One of my great delights living here in El Salvador is watching my eight-year old daughter Adriana grow up. It’s wonderful to be home all the time and to be able to witness her social as well as physical growth. I marvel at how eagerly she learns from her mother the things that mothers in this culture teach their daughters almost from their birth.
Today as I watched 18-year old María and 20-year old Juan helping Margarita prepare some 300 tamales as deftly as Margarita herself, it gave me a feeling of pride when Adriana took her turn at the table. She made as perfect a tamale as her big sister made.
She seems capable of doing so many of the things that women do. She likes to sew doll clothes from scraps. She cooks some dishes Ive taught her to make using the microwave. She can catch, kill, and butcher a chicken. She sweeps and mops the house and is pretty good at keeping her room organized and clean. I’ve seen her hold the little girl across the street when she was less than one-year old just as the girl’s mother does.
Another part of the joy is seeing how responsible she can be. She seems to be seeing “work” as I see it, something to be done. She’ll take over some chores if she sees me doing them. I don’t know if my dusting or washing dishes comes into conflict with the culture’s gender roles or if she just wants to please me. Either way it makes me feel confident that she’s heading in a good direction.
She also likes to make sure I see her doing good things. She has a certain look on her face when she brings the dried dishes tray into the house and begins to put them away. I’m sure the smile on my face is a kind of reinforcer. I’ll tell her in English, “I love you, little girl.” and she’ll get a bit of a smug look as she puts the silverware where it belongs.
While so much of the time she can be mamita, little mother, she’s still got plenty of little girl in her. I left the computer for a while and when I returned to continue writing this, I suddenly felt something pressing against my ankles. It seemed to me that Duke the Wonder Dog was outside and he wouldn’t be under the desk unless there were fireworks exploding outside. I looked down and she snuck out of the open side but got stuck between the desk and my guitars in the corner. She waited until I moved the waste basket before pulling herself up with a laugh.
She’s come out so much since I first got to know her as a four-year old pre-schooler in my English class. She was a shy little doll then. She almost never spoke but would let me pick her up and give her hugs just for being adorable. She was always everyone’s favorite playmate through kindergarten.

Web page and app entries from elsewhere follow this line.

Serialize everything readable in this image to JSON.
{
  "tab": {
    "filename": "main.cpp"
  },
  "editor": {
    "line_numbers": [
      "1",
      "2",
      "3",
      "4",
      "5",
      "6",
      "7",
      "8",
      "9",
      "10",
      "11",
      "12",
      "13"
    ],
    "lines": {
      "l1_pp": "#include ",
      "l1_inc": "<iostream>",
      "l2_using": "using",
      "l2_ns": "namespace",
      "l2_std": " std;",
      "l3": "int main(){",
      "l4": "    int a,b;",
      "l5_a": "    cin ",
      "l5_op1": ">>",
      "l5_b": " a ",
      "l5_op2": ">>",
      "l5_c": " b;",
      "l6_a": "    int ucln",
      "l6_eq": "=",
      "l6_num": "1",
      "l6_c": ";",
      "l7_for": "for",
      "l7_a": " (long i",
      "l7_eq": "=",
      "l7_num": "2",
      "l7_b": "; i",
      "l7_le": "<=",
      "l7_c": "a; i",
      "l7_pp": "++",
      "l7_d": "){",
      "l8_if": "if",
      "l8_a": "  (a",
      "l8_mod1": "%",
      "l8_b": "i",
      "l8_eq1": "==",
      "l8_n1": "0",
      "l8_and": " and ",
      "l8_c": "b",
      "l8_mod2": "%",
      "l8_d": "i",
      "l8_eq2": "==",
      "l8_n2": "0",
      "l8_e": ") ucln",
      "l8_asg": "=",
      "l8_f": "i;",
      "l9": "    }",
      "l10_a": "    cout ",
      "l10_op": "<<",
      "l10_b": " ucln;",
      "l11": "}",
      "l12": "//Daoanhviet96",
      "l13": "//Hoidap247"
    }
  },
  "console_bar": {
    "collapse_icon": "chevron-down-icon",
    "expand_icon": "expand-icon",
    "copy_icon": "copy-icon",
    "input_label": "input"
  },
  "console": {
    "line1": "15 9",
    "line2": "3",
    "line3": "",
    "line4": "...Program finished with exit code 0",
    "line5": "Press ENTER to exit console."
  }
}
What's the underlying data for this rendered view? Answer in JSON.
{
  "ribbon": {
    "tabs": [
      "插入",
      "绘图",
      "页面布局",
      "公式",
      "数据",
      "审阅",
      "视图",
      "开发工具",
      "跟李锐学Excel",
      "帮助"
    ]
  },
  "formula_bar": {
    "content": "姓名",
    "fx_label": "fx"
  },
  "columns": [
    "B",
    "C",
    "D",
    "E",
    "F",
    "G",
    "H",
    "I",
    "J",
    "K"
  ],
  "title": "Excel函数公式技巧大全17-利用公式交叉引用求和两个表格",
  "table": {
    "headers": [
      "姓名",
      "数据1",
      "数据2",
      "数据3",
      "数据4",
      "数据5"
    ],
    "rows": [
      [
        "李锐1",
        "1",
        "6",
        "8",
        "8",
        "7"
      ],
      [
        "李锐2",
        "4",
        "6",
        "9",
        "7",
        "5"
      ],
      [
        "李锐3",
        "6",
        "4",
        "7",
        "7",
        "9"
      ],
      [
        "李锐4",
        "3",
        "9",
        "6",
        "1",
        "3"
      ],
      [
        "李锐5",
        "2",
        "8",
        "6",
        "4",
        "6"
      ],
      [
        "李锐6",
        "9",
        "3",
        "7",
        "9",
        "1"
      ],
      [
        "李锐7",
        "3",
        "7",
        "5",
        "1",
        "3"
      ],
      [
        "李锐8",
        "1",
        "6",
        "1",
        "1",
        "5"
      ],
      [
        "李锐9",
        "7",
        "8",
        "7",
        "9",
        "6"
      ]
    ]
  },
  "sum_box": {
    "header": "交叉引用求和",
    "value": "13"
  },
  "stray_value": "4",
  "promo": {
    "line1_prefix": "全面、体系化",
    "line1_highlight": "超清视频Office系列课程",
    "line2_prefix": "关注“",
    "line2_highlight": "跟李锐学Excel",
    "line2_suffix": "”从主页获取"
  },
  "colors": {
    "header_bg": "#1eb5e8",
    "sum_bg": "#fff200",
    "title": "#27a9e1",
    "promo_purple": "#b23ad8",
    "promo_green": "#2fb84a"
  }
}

She knows how easy I am to manipulate even though I’ve let her know I’m on to her coyness and sly trickery. She’s clever but not malicious. She likes to be busy and I admire that. Her brother, Luís, is almost eleven. He loves work. He could watch other people doing it for hours. He’s so lazy he can’t even stand up without leaning on a wall, door post, or column. He doesn’t see work even if it hits him in the face. He’ll do it if I point it out to him, but if he can get out of the house without making his bed, putting away his toys, or gathering his shoes from the middle of the floor he’ll do it. He gets his praise when he volunteers or even when he does what he’s told to do. But he doesn’t have the sense of responsibility that his little sister has.
They’ve both been mommy’s kids since birth. I account for that when I have to step in if either should be arguing with Margarita. Luís has more “no’s” in his vocabulary and intonation than a two-year old. Adriana rarely argues with her mom and never with me. I sometimes wish I had a trade or skill that Luís and I could do together just as Margarita and Adriana practice homemaking together. Adriana helps Margarita with her food preparation business. Since she sells from the driveway or from the curb, Adriana will set herself a chair at the table and, if not playing with a doll, she’ll help her mother with the customers. She can do just what her mom does and take the cash as well. She’ll even deliver orders to people at home who have previously placed an order. Luís has to be cajoled into helping if he’s needed.
I’ve been trying to remember how it was when I was little. My sister Sally is eight years older than I am. I’m sure she must have cared for me as a baby. I can’t say I remember her changing my diapers, feeding me from a Gerber’s jar in my high chair, or getting me dressed and tying my high-top shoes. My earliest memories go back to when I was about six. I had dropped out of kindergarten for being too immature. The following September I re-entered and was put into 2nd grade. It must have been about then that my mother started working. My sister had to catch the high-school bus but she cooked the cereal for our breakfast. I think my mom packed my lunch box. Sally probably picked out my school clothes and may have tied my shoe laces and put on my galoshes if it were raining or there was snow. I don’t know what other chores she may have had. She studied a lot and had her girl friends over. But I don’t remember her in the kitchen with our mother or washing clothes. She must have helped our mother. I just don’t remember.
Ha, ha! I just caught my little angel ripping off Santa Claus. The mayor is touring the neighborhoods with Santa and some of his helpers handing out toys to the kids. Adriana got a doll handed to her by big brother Juan, one of the helpers. She ran to the corner and hid it. Then she approached another helper empty-handed. Yeah, she got another doll. I started to speak to her and she told me, “Shh!” Now she’s got the nerve to show me her beautiful dolls. She’s a Salvadoran, alright. But she’s precious and she’s mine.